Always ensure you water pepper plants whenever you feel the top two inches of soil are dry, particularly during the first week after transplantation.  

For better transplantation results, kindly add a 3-4 inch layer of mulch to help your bell peppers to promote moisture and heat retention. Allow the potted plants to stay in the outside environment for up to 2 days, and then you can move them indoors.

3. Provide a Conducive Indoor Environment

Once your green peppers are indoors, you need to provide specific growth conditions. First, you need to place the peppers in an area where they can access sunlight daily.

You can store the plats under a sunroof or on a windowsill. Ensure the room’s temperature is 70-80oF or 21-27oC and soak the peppers’ soil every few days.

Secondly, you need to monitor the pH levels and ensure they are between 5.5 and 7.4. Thirdly, when your bell peppers start to flower, you will also need to pollinate them by using a cotton swab to collect pollen and pollinate the stigma of the female pepper plants.

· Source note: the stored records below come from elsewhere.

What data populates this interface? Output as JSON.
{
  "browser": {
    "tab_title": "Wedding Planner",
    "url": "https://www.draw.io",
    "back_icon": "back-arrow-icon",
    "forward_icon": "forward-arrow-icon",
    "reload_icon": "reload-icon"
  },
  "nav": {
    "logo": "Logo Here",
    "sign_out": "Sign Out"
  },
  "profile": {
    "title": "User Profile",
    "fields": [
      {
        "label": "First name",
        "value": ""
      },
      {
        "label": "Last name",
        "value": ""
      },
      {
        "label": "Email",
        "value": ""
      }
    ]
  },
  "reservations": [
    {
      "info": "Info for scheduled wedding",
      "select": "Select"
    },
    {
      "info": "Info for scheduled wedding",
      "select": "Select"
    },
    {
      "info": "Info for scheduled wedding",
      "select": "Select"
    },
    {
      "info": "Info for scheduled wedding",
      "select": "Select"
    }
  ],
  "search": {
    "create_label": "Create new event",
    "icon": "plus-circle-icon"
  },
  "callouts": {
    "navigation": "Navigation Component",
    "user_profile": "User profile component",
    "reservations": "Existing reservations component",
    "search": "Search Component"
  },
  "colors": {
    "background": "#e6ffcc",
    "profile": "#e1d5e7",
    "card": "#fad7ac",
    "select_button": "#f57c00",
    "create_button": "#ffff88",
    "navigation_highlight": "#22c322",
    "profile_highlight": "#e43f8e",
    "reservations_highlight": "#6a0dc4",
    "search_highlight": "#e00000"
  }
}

It would help if you also pruned your bell peppers when necessary.

By following the tips mentioned above, your green peppers can grow well and live longer in an indoor environment.